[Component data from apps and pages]
+-------+

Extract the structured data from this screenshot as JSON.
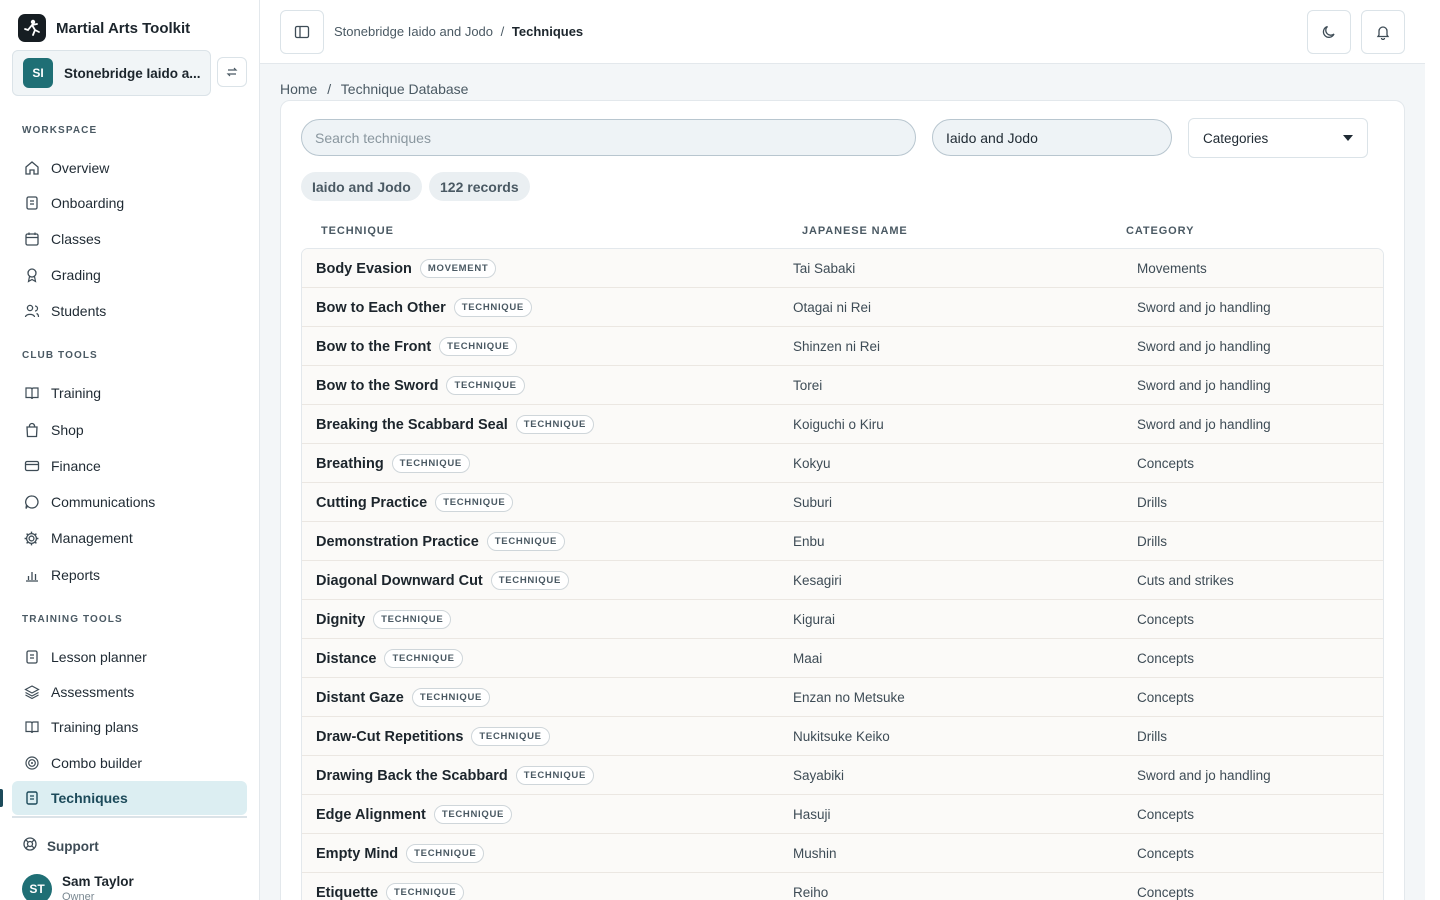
{
  "app": {
    "title": "Martial Arts Toolkit"
  },
  "club": {
    "initials": "SI",
    "name": "Stonebridge Iaido a..."
  },
  "sidebar": {
    "sections": {
      "workspace": "WORKSPACE",
      "club_tools": "CLUB TOOLS",
      "training_tools": "TRAINING TOOLS"
    },
    "workspace_items": [
      {
        "label": "Overview",
        "icon": "home-icon"
      },
      {
        "label": "Onboarding",
        "icon": "clipboard-icon"
      },
      {
        "label": "Classes",
        "icon": "calendar-icon"
      },
      {
        "label": "Grading",
        "icon": "award-icon"
      },
      {
        "label": "Students",
        "icon": "users-icon"
      }
    ],
    "club_items": [
      {
        "label": "Training",
        "icon": "book-icon"
      },
      {
        "label": "Shop",
        "icon": "shopping-bag-icon"
      },
      {
        "label": "Finance",
        "icon": "credit-card-icon"
      },
      {
        "label": "Communications",
        "icon": "message-icon"
      },
      {
        "label": "Management",
        "icon": "gear-icon"
      },
      {
        "label": "Reports",
        "icon": "bar-chart-icon"
      }
    ],
    "training_items": [
      {
        "label": "Lesson planner",
        "icon": "clipboard-icon"
      },
      {
        "label": "Assessments",
        "icon": "layers-icon"
      },
      {
        "label": "Training plans",
        "icon": "book-icon"
      },
      {
        "label": "Combo builder",
        "icon": "target-icon"
      },
      {
        "label": "Techniques",
        "icon": "document-icon",
        "active": true
      }
    ],
    "support": "Support",
    "user": {
      "initials": "ST",
      "name": "Sam Taylor",
      "role": "Owner"
    }
  },
  "topbar": {
    "breadcrumb_parent": "Stonebridge Iaido and Jodo",
    "breadcrumb_sep": "/",
    "breadcrumb_current": "Techniques"
  },
  "main": {
    "breadcrumb_home": "Home",
    "breadcrumb_sep": "/",
    "breadcrumb_current": "Technique Database",
    "search_placeholder": "Search techniques",
    "style_filter": "Iaido and Jodo",
    "category_select": "Categories",
    "chips": {
      "style": "Iaido and Jodo",
      "count": "122 records"
    },
    "columns": {
      "technique": "TECHNIQUE",
      "japanese": "JAPANESE NAME",
      "category": "CATEGORY"
    },
    "rows": [
      {
        "name": "Body Evasion",
        "type": "MOVEMENT",
        "japanese": "Tai Sabaki",
        "category": "Movements"
      },
      {
        "name": "Bow to Each Other",
        "type": "TECHNIQUE",
        "japanese": "Otagai ni Rei",
        "category": "Sword and jo handling"
      },
      {
        "name": "Bow to the Front",
        "type": "TECHNIQUE",
        "japanese": "Shinzen ni Rei",
        "category": "Sword and jo handling"
      },
      {
        "name": "Bow to the Sword",
        "type": "TECHNIQUE",
        "japanese": "Torei",
        "category": "Sword and jo handling"
      },
      {
        "name": "Breaking the Scabbard Seal",
        "type": "TECHNIQUE",
        "japanese": "Koiguchi o Kiru",
        "category": "Sword and jo handling"
      },
      {
        "name": "Breathing",
        "type": "TECHNIQUE",
        "japanese": "Kokyu",
        "category": "Concepts"
      },
      {
        "name": "Cutting Practice",
        "type": "TECHNIQUE",
        "japanese": "Suburi",
        "category": "Drills"
      },
      {
        "name": "Demonstration Practice",
        "type": "TECHNIQUE",
        "japanese": "Enbu",
        "category": "Drills"
      },
      {
        "name": "Diagonal Downward Cut",
        "type": "TECHNIQUE",
        "japanese": "Kesagiri",
        "category": "Cuts and strikes"
      },
      {
        "name": "Dignity",
        "type": "TECHNIQUE",
        "japanese": "Kigurai",
        "category": "Concepts"
      },
      {
        "name": "Distance",
        "type": "TECHNIQUE",
        "japanese": "Maai",
        "category": "Concepts"
      },
      {
        "name": "Distant Gaze",
        "type": "TECHNIQUE",
        "japanese": "Enzan no Metsuke",
        "category": "Concepts"
      },
      {
        "name": "Draw-Cut Repetitions",
        "type": "TECHNIQUE",
        "japanese": "Nukitsuke Keiko",
        "category": "Drills"
      },
      {
        "name": "Drawing Back the Scabbard",
        "type": "TECHNIQUE",
        "japanese": "Sayabiki",
        "category": "Sword and jo handling"
      },
      {
        "name": "Edge Alignment",
        "type": "TECHNIQUE",
        "japanese": "Hasuji",
        "category": "Concepts"
      },
      {
        "name": "Empty Mind",
        "type": "TECHNIQUE",
        "japanese": "Mushin",
        "category": "Concepts"
      },
      {
        "name": "Etiquette",
        "type": "TECHNIQUE",
        "japanese": "Reiho",
        "category": "Concepts"
      }
    ]
  }
}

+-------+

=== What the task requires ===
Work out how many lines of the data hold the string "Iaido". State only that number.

=== Task response ===
4